• **PROBLEM TO WORK ON**
Among the lines below, how many have the string "JSON" in them? Only the number is wanted.

(Website and app data records)
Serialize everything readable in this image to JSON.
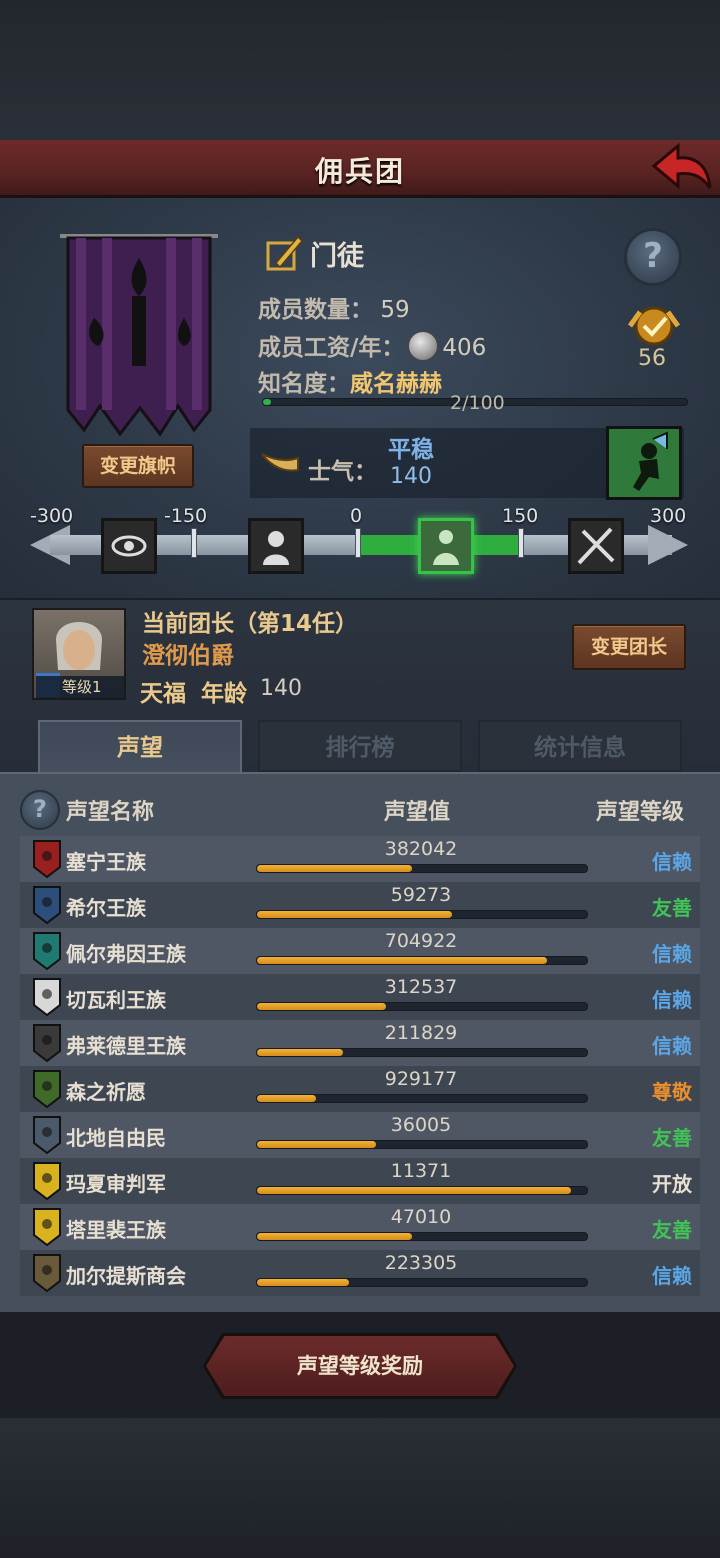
{
  "header": {
    "title": "佣兵团"
  },
  "banner": {
    "change_label": "变更旗帜"
  },
  "rank": {
    "label": "门徒"
  },
  "stats": {
    "members_label": "成员数量：",
    "members_value": "59",
    "wage_label": "成员工资/年：",
    "wage_value": "406",
    "fame_label": "知名度：",
    "fame_value": "威名赫赫",
    "fame_progress": "2/100",
    "fame_fraction": 0.02
  },
  "badge": {
    "count": "56"
  },
  "morale": {
    "label": "士气：",
    "state": "平稳",
    "value": "140",
    "scale": [
      "-300",
      "-150",
      "0",
      "150",
      "300"
    ]
  },
  "leader": {
    "title": "当前团长（第14任）",
    "name": "澄彻伯爵",
    "level": "等级1",
    "trait": "天福",
    "age_label": "年龄",
    "age": "140",
    "change_label": "变更团长"
  },
  "tabs": [
    {
      "label": "声望",
      "active": true
    },
    {
      "label": "排行榜",
      "active": false
    },
    {
      "label": "统计信息",
      "active": false
    }
  ],
  "reputation": {
    "col_name": "声望名称",
    "col_value": "声望值",
    "col_level": "声望等级",
    "rows": [
      {
        "name": "塞宁王族",
        "value": "382042",
        "fill": 0.47,
        "level": "信赖",
        "level_color": "#5aa6e6",
        "crest": "#9a1f1f"
      },
      {
        "name": "希尔王族",
        "value": "59273",
        "fill": 0.59,
        "level": "友善",
        "level_color": "#41c257",
        "crest": "#2b4f7a"
      },
      {
        "name": "佩尔弗因王族",
        "value": "704922",
        "fill": 0.88,
        "level": "信赖",
        "level_color": "#5aa6e6",
        "crest": "#1f7a72"
      },
      {
        "name": "切瓦利王族",
        "value": "312537",
        "fill": 0.39,
        "level": "信赖",
        "level_color": "#5aa6e6",
        "crest": "#d8d8d8"
      },
      {
        "name": "弗莱德里王族",
        "value": "211829",
        "fill": 0.26,
        "level": "信赖",
        "level_color": "#5aa6e6",
        "crest": "#3a3a3a"
      },
      {
        "name": "森之祈愿",
        "value": "929177",
        "fill": 0.18,
        "level": "尊敬",
        "level_color": "#e98e2c",
        "crest": "#3f6a2a"
      },
      {
        "name": "北地自由民",
        "value": "36005",
        "fill": 0.36,
        "level": "友善",
        "level_color": "#41c257",
        "crest": "#4a5a6a"
      },
      {
        "name": "玛夏审判军",
        "value": "11371",
        "fill": 0.95,
        "level": "开放",
        "level_color": "#e6dfd2",
        "crest": "#d8b21f"
      },
      {
        "name": "塔里裴王族",
        "value": "47010",
        "fill": 0.47,
        "level": "友善",
        "level_color": "#41c257",
        "crest": "#d8b21f"
      },
      {
        "name": "加尔提斯商会",
        "value": "223305",
        "fill": 0.28,
        "level": "信赖",
        "level_color": "#5aa6e6",
        "crest": "#6a5a3a"
      }
    ]
  },
  "footer": {
    "reward_label": "声望等级奖励"
  }
}
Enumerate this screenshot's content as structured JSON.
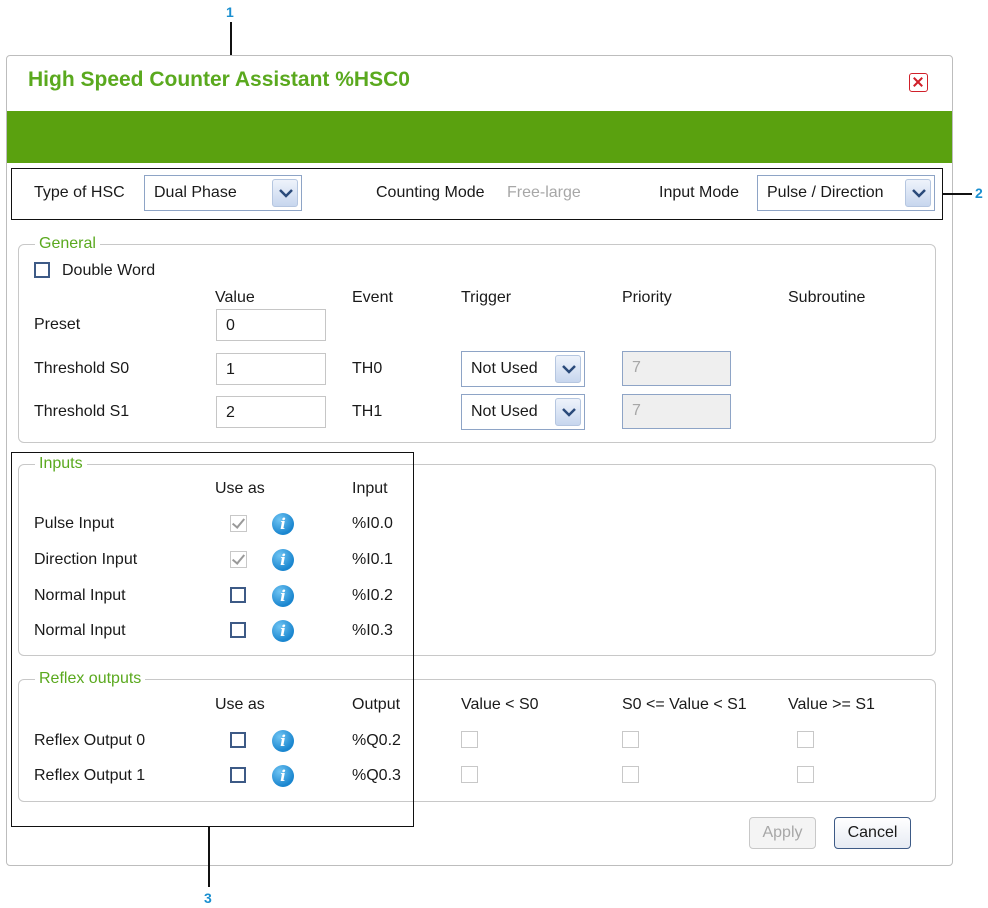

• **EXERCISE OUTPUT**
2